[Opening Dataset entries section]

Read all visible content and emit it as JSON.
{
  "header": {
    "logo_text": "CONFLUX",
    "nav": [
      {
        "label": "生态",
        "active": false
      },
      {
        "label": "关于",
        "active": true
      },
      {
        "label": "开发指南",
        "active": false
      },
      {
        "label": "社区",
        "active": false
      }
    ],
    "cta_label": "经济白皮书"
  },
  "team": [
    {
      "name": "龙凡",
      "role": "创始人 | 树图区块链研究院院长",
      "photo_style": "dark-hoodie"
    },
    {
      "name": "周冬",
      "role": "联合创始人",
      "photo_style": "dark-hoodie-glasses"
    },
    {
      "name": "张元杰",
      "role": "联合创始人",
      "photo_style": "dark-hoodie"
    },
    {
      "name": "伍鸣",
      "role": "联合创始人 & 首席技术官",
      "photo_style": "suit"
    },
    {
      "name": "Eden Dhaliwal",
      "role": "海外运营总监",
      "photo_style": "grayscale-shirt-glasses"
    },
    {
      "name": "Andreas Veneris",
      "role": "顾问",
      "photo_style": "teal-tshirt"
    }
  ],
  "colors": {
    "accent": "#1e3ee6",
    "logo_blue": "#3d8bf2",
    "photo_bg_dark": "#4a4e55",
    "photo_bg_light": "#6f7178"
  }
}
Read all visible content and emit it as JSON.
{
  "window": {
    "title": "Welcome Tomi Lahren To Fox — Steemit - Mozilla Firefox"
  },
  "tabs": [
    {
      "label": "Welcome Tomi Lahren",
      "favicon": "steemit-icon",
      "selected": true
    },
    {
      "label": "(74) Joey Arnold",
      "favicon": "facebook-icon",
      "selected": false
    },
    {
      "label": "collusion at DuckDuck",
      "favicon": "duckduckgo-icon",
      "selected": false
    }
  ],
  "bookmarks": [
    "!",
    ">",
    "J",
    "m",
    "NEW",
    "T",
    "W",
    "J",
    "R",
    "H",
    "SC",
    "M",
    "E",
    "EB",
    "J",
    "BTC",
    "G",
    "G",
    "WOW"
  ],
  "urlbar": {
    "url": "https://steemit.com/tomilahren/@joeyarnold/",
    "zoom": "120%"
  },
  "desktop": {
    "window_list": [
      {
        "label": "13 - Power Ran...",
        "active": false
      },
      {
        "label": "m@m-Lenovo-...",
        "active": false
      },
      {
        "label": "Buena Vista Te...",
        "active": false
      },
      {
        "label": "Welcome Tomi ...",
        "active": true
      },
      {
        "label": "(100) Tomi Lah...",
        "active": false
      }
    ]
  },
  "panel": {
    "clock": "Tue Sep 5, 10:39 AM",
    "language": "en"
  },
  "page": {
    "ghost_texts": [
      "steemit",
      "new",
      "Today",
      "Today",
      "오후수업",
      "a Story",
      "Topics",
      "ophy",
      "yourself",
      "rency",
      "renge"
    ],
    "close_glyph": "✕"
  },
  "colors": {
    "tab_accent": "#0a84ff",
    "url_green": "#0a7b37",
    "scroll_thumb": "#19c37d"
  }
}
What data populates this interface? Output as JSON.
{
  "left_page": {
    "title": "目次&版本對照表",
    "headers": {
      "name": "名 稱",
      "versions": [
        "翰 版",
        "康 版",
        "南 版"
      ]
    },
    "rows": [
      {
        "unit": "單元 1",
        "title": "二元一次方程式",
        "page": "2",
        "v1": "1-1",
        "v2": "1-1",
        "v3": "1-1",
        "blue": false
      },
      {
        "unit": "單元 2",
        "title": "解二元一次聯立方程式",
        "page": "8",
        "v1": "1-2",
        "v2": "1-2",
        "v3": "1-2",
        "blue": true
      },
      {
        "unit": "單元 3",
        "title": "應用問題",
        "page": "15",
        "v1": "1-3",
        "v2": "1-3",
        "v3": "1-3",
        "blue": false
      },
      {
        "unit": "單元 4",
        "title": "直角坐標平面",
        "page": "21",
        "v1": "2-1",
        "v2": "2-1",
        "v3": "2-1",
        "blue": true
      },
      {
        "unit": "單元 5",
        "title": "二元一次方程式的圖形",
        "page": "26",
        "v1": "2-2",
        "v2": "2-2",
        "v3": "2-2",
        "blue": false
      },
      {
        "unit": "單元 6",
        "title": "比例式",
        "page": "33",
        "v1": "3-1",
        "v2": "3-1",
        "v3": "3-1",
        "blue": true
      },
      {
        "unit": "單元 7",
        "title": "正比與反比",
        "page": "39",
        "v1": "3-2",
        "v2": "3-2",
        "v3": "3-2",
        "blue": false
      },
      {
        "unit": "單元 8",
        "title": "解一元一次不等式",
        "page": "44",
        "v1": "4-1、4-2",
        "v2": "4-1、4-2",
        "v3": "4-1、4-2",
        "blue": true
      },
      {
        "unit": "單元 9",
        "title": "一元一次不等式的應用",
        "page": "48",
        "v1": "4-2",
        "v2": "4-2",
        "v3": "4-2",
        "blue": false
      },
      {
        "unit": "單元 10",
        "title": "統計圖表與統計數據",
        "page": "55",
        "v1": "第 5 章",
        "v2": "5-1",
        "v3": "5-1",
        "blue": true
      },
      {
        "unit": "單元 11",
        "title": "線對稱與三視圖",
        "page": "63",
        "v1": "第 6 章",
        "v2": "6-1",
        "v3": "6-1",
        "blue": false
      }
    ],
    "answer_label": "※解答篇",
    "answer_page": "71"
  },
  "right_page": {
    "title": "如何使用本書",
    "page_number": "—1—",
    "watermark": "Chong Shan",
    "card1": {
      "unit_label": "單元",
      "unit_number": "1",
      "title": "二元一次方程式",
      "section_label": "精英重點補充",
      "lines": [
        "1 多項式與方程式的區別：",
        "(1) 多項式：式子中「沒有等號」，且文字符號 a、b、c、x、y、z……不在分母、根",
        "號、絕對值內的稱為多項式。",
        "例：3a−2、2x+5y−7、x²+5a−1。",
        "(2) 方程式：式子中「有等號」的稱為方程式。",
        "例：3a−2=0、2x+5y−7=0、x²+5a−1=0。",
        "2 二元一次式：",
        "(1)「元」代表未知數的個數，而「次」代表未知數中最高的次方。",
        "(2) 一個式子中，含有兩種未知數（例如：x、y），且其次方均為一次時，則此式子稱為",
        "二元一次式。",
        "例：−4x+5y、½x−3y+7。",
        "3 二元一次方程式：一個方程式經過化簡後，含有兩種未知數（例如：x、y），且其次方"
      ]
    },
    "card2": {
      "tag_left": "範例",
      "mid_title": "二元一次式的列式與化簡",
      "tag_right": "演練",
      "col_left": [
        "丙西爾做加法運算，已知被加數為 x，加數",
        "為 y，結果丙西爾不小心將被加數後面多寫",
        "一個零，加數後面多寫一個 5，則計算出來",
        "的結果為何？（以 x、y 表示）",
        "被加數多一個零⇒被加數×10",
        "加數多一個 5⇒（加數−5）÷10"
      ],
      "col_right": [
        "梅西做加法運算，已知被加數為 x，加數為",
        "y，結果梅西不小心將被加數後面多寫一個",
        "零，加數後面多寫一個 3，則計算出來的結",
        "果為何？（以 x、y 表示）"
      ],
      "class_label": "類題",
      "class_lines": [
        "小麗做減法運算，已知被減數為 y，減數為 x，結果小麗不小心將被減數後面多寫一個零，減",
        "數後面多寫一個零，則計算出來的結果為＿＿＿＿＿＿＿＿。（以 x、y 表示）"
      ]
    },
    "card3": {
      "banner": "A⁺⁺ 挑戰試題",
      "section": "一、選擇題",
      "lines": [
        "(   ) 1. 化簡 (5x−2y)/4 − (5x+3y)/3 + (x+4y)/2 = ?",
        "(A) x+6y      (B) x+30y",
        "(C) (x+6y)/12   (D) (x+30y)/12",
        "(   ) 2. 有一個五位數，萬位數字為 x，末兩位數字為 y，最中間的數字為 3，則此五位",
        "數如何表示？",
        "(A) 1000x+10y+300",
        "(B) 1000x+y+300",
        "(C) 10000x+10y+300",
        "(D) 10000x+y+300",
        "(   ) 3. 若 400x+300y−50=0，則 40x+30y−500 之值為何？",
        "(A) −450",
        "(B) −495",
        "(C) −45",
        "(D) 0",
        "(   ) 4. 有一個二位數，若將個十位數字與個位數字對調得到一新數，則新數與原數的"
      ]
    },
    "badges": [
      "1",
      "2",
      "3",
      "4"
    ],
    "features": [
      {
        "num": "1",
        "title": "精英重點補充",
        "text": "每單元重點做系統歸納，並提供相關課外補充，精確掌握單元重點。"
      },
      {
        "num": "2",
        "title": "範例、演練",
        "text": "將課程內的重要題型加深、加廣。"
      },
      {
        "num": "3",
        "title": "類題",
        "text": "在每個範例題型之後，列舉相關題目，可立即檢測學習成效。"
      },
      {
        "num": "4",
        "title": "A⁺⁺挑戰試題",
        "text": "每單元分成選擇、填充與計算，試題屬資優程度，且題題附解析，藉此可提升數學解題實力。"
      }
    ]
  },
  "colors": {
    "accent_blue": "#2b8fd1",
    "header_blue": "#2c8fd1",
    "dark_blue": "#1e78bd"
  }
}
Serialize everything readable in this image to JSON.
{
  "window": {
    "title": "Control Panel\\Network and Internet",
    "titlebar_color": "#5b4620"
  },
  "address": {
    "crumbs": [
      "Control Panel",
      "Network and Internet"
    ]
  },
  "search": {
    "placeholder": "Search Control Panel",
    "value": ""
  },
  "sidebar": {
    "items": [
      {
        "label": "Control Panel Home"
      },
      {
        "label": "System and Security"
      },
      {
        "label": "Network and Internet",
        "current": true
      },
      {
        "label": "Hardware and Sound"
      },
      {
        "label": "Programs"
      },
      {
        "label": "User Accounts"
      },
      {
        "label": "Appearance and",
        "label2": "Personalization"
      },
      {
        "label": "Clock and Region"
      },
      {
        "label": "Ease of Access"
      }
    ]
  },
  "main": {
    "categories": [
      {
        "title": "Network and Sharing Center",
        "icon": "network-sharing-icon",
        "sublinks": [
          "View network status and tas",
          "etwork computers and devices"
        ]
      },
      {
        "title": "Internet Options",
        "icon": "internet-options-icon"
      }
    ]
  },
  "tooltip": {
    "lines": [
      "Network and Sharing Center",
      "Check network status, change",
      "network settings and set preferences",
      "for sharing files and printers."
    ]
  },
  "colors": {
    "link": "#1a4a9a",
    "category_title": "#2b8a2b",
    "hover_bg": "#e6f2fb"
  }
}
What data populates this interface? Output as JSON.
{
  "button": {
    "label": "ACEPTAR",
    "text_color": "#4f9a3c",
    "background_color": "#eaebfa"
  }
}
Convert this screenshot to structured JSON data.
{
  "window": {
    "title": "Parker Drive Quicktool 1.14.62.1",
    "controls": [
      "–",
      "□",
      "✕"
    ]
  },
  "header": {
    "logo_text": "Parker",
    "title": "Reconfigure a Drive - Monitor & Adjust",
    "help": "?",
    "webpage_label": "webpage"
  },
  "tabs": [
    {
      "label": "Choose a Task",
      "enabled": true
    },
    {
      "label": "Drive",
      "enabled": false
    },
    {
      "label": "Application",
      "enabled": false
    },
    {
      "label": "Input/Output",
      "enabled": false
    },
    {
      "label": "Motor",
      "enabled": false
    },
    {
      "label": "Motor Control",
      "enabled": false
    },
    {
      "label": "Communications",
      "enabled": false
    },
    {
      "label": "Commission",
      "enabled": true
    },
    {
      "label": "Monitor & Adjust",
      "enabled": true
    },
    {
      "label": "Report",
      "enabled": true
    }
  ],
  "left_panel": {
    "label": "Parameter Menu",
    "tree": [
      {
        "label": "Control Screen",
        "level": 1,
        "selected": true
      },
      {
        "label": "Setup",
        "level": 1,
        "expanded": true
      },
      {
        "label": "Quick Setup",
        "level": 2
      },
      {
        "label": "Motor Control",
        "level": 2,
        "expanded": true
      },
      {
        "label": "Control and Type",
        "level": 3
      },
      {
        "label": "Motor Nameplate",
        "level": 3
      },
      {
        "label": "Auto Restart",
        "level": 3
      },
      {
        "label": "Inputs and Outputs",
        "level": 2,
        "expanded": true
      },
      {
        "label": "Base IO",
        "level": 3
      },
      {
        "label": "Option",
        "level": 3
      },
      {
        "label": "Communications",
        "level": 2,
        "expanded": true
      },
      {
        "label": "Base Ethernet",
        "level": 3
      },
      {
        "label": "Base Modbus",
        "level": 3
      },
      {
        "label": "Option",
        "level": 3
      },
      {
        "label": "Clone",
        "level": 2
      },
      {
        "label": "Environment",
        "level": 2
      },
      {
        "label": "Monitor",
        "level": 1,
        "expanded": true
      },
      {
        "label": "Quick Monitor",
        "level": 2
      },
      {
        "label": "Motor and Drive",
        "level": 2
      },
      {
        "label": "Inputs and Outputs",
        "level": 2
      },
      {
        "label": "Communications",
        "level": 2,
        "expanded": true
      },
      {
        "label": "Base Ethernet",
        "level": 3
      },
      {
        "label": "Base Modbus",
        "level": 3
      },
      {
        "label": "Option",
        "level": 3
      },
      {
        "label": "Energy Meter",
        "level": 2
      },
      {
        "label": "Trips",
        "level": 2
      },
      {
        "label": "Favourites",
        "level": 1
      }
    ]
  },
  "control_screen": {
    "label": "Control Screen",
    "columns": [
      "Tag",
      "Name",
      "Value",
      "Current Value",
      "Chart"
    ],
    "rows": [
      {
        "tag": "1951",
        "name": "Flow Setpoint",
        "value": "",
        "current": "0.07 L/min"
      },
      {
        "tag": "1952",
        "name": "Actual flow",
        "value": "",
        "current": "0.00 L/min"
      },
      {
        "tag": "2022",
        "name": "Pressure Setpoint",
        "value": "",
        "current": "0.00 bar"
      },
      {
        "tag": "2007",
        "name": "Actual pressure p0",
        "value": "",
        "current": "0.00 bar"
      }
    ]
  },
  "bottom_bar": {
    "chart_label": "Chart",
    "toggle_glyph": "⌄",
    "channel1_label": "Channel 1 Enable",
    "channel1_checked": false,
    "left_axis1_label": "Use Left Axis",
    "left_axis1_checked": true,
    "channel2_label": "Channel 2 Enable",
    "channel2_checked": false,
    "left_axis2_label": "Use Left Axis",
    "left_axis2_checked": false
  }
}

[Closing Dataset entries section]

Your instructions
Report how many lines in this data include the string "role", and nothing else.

Task result
6